“Her teammates really trust her with the ball,” Daugherty said. “You watch her for five minutes and you know she’s a special player. (From) her touch on the ball to her handling, she’s fun to watch. She’s fearless and she plays hard. She’s very hard on herself. She wants to be great and has a lot of room to improve.”

Hristova is the only player on the Cougars’ roster who’s averaging double digits in points per game, but she’s by no means a one-woman show.

A number of different contributors have turned in clutch performances for the Cougars. Sophomore forward Louise Brown was the heroine against Gonzaga, when she sank a three-pointer and made 3 of 4 free throws late in the game to help WSU edge the Bulldogs.
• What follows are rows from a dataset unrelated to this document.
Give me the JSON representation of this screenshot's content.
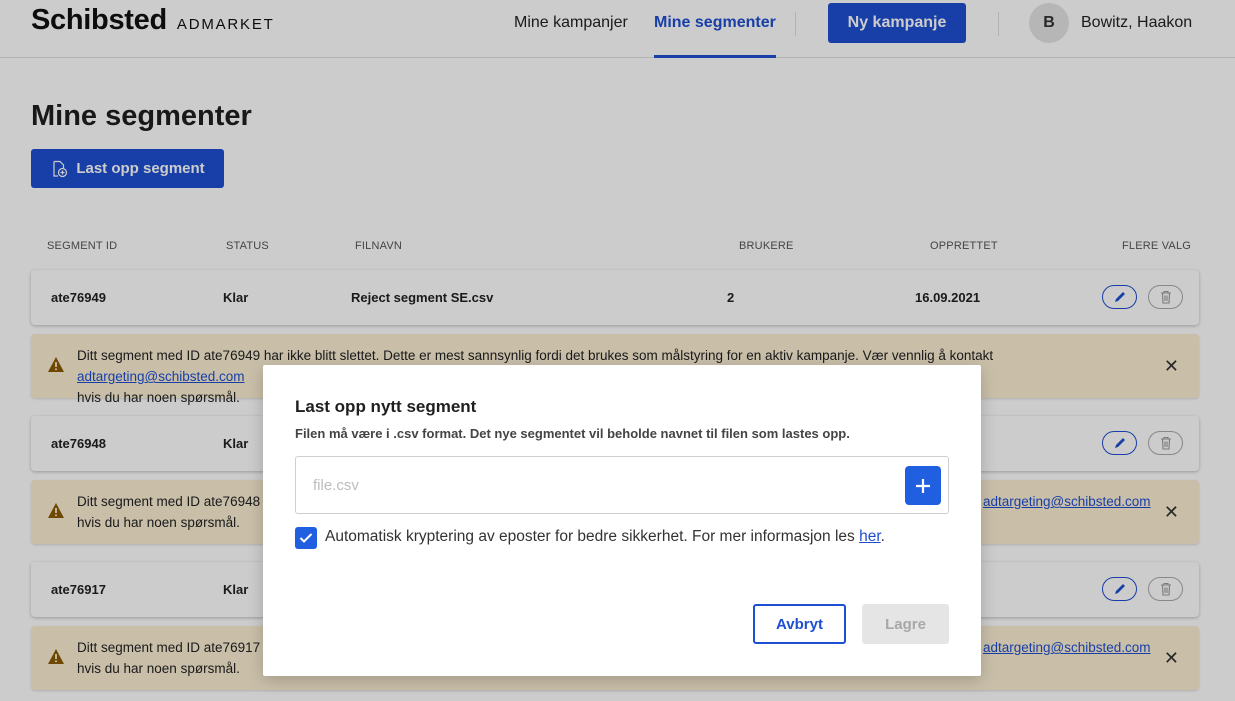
{
  "header": {
    "logo_main": "Schibsted",
    "logo_sub": "ADMARKET",
    "nav": [
      "Mine kampanjer",
      "Mine segmenter"
    ],
    "new_campaign": "Ny kampanje",
    "avatar_initial": "B",
    "user_name": "Bowitz, Haakon"
  },
  "page": {
    "title": "Mine segmenter",
    "upload_button": "Last opp segment"
  },
  "table": {
    "columns": [
      "SEGMENT ID",
      "STATUS",
      "FILNAVN",
      "BRUKERE",
      "OPPRETTET",
      "FLERE VALG"
    ],
    "rows": [
      {
        "id": "ate76949",
        "status": "Klar",
        "filename": "Reject segment SE.csv",
        "users": "2",
        "created": "16.09.2021"
      },
      {
        "id": "ate76948",
        "status": "Klar",
        "filename": "",
        "users": "",
        "created": ""
      },
      {
        "id": "ate76917",
        "status": "Klar",
        "filename": "",
        "users": "",
        "created": ""
      }
    ],
    "warnings": [
      {
        "text": "Ditt segment med ID ate76949 har ikke blitt slettet. Dette er mest sannsynlig fordi det brukes som målstyring for en aktiv kampanje. Vær vennlig å kontakt ",
        "link": "adtargeting@schibsted.com",
        "text2": "hvis du har noen spørsmål."
      },
      {
        "text": "Ditt segment med ID ate76948 h",
        "link": "adtargeting@schibsted.com",
        "text2": "hvis du har noen spørsmål."
      },
      {
        "text": "Ditt segment med ID ate76917 h",
        "link": "adtargeting@schibsted.com",
        "text2": "hvis du har noen spørsmål."
      }
    ]
  },
  "modal": {
    "title": "Last opp nytt segment",
    "subtitle": "Filen må være i .csv format. Det nye segmentet vil beholde navnet til filen som lastes opp.",
    "file_placeholder": "file.csv",
    "checkbox_label": "Automatisk kryptering av eposter for bedre sikkerhet. For mer informasjon les ",
    "checkbox_link": "her",
    "checkbox_end": ".",
    "checked": true,
    "cancel": "Avbryt",
    "save": "Lagre"
  },
  "colors": {
    "primary": "#1f4fd1",
    "warning_bg": "#fcefd4",
    "warning_icon": "#8a5a00"
  },
  "icons": [
    "file-add-icon",
    "edit-icon",
    "trash-icon",
    "warning-icon",
    "close-icon",
    "plus-icon",
    "check-icon"
  ]
}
On the road at Kansas, it was senior guard Dawnyelle Awa who stepped up, hitting all three three-pointers she attempted to finish with a career-high 19 points and lead WSU to its ninth win.

Even though WSU has started the same five players in every game, “for the first time in nine years, we’re three-deep at every position,” Daugherty said.

That depth has given Daugherty the luxury to experiment with different personnel combinations depending on the opponent.

“We’re looking for matchups and mismatches,” Daugherty said, adding that the team has embraced the varied rotations. “A lot of it is going off knowing your personnel and seeing how people progress.”

An impressive pace
Top scoring freshmen nationally in Division I (as of Dec. 27):
Player School PPG
1. Jessica Kovatch Saint Francis (Pa.) 22.5
2. Kristine Anigwe California 21.4
3. Jessica Shepard Nebraska 19.5
4. Borislava Hristova Washington State 18.2
5. Presley Hudson Central Michigan 17.4

An impressive pace

Top scoring freshmen nationally in Division I (as of Dec. 27):

Player
School
PPG

1. Jessica Kovatch
Saint Francis (Pa.)
22.5

2. Kristine Anigwe
California
21.4

3. Jessica Shepard
Nebraska
19.5

4. Borislava Hristova
Washington State
18.2

5. Presley Hudson
Central Michigan
17.4